*PROBLEM*: Copy out each line of the entries where the word "Rumah" is present.

*EXCERPTED DATA*:
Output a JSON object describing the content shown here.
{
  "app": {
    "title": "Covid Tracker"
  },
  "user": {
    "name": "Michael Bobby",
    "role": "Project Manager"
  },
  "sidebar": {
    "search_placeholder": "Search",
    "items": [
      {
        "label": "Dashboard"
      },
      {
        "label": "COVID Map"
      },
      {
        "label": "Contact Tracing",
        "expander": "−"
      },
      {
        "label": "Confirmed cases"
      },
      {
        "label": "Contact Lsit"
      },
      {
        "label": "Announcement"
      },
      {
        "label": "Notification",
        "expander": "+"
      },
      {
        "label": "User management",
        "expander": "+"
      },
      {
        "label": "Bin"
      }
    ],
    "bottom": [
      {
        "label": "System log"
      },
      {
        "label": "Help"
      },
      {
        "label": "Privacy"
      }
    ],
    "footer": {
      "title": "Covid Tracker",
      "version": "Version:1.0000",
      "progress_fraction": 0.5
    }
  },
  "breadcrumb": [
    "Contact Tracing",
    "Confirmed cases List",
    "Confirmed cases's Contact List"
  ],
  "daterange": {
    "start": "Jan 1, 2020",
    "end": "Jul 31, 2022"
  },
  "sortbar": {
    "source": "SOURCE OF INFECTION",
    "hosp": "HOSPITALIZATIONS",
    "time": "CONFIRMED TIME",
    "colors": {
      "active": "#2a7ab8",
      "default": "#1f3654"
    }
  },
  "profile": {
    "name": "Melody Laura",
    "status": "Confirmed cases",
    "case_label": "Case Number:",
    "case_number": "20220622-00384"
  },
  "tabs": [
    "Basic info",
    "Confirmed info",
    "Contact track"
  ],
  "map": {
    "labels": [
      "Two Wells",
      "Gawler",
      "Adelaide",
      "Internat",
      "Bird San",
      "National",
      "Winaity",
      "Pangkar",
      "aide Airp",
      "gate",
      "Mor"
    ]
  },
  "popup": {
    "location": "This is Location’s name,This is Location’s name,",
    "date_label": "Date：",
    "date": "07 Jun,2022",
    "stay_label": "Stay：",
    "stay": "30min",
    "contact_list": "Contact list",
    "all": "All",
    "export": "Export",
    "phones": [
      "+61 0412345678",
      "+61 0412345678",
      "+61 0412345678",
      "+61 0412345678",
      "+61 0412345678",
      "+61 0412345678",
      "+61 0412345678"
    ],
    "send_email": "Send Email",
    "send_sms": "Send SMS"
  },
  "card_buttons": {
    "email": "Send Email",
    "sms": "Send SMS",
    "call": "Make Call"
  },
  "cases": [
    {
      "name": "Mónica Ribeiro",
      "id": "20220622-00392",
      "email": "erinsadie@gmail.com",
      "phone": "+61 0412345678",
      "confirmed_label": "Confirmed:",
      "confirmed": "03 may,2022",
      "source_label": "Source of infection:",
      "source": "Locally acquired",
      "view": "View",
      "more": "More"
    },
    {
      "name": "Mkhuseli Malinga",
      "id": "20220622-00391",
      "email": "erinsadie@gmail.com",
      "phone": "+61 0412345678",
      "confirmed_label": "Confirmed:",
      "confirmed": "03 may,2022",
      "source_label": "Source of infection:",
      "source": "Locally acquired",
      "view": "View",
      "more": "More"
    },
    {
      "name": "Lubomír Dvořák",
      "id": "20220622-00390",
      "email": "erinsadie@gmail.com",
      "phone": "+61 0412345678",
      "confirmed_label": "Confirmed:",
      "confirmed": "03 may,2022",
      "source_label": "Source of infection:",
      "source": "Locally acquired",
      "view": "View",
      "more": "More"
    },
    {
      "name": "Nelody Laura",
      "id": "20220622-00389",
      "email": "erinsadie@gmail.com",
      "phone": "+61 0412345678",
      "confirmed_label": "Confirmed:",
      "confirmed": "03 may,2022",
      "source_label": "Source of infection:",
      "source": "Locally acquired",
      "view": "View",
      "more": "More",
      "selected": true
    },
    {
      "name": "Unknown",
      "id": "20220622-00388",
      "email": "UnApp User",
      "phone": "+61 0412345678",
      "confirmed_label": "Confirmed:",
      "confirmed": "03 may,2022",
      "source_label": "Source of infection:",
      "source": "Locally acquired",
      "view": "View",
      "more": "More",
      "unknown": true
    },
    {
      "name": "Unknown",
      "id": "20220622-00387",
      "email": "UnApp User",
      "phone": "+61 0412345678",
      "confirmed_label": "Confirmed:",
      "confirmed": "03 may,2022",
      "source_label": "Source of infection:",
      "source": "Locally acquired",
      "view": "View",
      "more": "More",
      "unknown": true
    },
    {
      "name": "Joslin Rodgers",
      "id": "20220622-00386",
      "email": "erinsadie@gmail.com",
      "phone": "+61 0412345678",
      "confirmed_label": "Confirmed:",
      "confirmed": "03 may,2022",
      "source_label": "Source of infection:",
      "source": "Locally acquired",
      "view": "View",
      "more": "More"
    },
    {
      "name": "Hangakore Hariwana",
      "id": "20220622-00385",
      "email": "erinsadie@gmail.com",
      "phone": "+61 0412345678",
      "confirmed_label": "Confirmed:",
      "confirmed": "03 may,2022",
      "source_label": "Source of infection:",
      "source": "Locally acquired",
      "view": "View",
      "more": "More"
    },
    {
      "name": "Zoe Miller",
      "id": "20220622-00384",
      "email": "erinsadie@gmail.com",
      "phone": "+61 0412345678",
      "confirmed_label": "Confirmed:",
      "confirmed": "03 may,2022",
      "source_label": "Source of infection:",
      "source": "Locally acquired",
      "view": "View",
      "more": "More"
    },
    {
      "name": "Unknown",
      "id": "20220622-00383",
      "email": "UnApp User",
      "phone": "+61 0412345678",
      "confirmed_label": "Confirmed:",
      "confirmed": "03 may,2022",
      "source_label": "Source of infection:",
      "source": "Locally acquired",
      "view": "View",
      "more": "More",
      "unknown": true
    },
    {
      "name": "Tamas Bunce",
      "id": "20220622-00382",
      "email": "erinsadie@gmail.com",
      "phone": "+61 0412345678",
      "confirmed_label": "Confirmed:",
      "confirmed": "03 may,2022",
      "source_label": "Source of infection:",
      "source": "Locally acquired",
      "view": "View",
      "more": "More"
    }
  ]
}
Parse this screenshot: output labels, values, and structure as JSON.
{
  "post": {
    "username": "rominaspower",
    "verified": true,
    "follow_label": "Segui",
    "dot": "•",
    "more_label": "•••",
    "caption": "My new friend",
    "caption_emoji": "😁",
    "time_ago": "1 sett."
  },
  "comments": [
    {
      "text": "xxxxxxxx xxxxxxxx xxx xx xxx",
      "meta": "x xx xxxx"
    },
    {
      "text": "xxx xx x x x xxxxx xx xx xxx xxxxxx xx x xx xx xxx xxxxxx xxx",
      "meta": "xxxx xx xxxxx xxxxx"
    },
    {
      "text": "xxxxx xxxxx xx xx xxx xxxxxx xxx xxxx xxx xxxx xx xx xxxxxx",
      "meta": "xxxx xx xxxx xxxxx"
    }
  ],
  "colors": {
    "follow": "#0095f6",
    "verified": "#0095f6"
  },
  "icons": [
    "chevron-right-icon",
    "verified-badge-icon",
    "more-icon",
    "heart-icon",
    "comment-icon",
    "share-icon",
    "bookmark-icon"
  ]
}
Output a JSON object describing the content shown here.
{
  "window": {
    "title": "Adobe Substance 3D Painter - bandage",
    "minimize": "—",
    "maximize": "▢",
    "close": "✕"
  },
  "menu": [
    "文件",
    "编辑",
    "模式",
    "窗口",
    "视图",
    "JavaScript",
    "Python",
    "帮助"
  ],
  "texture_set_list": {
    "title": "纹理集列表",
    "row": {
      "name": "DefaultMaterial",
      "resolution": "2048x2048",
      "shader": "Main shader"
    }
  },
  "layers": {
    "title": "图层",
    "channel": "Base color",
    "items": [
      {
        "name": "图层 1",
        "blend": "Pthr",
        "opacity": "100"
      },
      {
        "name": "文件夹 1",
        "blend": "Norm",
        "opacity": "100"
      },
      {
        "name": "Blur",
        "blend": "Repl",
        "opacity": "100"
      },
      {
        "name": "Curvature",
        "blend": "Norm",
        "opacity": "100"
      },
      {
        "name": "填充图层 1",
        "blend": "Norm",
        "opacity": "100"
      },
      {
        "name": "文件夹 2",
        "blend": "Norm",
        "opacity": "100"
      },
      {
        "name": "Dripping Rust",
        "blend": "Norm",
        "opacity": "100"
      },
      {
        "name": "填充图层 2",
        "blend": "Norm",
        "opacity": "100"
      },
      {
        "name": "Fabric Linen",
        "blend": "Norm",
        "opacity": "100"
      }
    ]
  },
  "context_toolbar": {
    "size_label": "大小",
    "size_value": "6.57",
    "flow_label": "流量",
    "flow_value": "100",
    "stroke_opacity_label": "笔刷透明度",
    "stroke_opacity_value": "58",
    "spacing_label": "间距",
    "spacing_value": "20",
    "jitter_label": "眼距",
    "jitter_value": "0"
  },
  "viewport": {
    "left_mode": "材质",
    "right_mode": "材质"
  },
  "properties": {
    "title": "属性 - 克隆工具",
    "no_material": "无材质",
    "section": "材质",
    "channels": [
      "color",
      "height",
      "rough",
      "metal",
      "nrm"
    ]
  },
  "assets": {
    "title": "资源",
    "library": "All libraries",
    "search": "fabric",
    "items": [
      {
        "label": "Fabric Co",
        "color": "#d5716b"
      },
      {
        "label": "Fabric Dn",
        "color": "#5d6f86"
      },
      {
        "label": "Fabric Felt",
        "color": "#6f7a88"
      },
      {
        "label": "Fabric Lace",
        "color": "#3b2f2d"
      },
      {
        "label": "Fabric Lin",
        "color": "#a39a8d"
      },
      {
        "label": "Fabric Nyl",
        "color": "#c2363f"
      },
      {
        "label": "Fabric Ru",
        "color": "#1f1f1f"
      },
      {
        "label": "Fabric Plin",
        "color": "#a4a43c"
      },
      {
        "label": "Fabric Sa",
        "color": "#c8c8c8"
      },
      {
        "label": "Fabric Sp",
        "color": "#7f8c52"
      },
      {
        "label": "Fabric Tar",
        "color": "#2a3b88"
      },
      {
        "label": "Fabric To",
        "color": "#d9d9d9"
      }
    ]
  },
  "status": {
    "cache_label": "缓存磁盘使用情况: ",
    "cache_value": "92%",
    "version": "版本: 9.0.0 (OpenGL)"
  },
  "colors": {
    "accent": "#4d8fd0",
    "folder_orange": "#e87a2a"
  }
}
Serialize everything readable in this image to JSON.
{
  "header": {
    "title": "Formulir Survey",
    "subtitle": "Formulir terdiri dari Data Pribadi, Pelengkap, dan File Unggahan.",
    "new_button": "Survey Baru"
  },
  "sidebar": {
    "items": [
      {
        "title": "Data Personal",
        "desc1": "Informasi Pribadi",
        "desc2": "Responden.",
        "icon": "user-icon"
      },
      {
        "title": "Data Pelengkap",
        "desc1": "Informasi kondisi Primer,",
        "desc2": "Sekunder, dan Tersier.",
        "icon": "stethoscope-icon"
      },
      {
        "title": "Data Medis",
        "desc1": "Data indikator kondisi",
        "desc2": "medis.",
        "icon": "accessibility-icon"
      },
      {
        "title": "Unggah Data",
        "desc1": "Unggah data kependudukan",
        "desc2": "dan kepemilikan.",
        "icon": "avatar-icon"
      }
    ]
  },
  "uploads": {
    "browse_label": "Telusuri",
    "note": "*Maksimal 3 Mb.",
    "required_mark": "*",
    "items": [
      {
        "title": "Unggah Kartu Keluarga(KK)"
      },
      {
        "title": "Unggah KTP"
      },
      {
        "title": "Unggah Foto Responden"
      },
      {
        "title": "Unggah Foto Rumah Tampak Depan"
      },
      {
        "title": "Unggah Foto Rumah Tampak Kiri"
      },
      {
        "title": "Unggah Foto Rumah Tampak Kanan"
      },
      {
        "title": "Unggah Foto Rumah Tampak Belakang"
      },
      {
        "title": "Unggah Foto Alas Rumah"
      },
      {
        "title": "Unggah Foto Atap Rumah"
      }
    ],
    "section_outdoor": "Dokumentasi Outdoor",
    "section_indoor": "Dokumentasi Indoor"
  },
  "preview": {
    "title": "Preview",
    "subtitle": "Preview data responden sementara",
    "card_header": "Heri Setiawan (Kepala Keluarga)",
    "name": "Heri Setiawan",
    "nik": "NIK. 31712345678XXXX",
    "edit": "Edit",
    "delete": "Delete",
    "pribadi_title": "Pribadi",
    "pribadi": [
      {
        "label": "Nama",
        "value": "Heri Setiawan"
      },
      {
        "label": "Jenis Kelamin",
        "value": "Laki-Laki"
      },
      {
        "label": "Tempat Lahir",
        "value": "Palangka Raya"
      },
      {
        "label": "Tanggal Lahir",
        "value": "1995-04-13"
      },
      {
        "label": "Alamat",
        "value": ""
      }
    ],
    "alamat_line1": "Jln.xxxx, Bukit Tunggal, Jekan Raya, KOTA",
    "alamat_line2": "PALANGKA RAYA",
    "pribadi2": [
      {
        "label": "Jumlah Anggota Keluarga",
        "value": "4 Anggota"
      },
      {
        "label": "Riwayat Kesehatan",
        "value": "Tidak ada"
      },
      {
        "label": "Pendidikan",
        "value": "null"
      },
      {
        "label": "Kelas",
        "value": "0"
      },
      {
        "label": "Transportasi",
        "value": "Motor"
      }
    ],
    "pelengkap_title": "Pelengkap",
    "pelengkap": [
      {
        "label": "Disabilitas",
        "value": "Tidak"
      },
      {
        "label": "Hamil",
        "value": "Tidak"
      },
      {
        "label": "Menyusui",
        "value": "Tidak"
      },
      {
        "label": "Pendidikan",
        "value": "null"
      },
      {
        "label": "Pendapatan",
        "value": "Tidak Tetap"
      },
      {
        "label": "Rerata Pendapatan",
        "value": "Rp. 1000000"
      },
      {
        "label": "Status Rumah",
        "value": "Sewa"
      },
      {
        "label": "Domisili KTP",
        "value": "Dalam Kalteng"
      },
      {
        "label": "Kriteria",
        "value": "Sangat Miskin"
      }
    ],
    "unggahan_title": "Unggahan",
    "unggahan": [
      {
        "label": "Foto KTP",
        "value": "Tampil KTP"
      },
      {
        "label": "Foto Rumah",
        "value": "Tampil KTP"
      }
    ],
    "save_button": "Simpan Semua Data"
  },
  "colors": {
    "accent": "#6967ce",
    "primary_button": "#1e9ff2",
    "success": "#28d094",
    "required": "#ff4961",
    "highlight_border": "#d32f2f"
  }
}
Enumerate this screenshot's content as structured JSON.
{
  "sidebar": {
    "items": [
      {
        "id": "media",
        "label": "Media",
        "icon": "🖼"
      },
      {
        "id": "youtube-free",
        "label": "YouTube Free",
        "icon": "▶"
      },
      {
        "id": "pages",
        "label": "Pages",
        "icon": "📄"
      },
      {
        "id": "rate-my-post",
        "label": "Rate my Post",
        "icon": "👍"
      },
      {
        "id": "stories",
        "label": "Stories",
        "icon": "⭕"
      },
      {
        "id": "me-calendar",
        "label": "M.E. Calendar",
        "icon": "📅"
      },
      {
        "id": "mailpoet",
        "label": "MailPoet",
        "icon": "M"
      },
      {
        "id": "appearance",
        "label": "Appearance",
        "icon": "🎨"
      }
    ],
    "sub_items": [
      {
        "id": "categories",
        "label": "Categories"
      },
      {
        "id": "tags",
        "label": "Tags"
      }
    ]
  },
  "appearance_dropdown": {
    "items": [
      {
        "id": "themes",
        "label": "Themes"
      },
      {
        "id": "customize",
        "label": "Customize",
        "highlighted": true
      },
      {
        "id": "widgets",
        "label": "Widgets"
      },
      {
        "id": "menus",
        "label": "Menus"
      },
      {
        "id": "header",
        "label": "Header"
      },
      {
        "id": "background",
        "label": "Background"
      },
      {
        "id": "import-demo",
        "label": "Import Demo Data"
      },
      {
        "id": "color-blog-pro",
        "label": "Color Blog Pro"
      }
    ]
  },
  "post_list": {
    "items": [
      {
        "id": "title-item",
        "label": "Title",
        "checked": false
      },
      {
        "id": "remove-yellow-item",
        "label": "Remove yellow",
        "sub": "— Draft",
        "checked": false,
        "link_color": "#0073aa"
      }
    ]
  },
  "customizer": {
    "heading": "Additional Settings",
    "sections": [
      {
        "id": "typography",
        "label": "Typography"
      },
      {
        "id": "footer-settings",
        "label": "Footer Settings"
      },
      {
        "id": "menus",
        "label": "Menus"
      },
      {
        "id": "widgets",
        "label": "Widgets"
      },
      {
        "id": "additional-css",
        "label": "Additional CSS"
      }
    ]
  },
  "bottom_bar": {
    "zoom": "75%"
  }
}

*RESPONSE BELOW*:
        "title": "Unggah Foto Rumah Tampak Depan"
        "title": "Unggah Foto Rumah Tampak Kiri"
        "title": "Unggah Foto Rumah Tampak Kanan"
        "title": "Unggah Foto Rumah Tampak Belakang"
        "title": "Unggah Foto Alas Rumah"
        "title": "Unggah Foto Atap Rumah"
        "label": "Status Rumah",
        "label": "Foto Rumah",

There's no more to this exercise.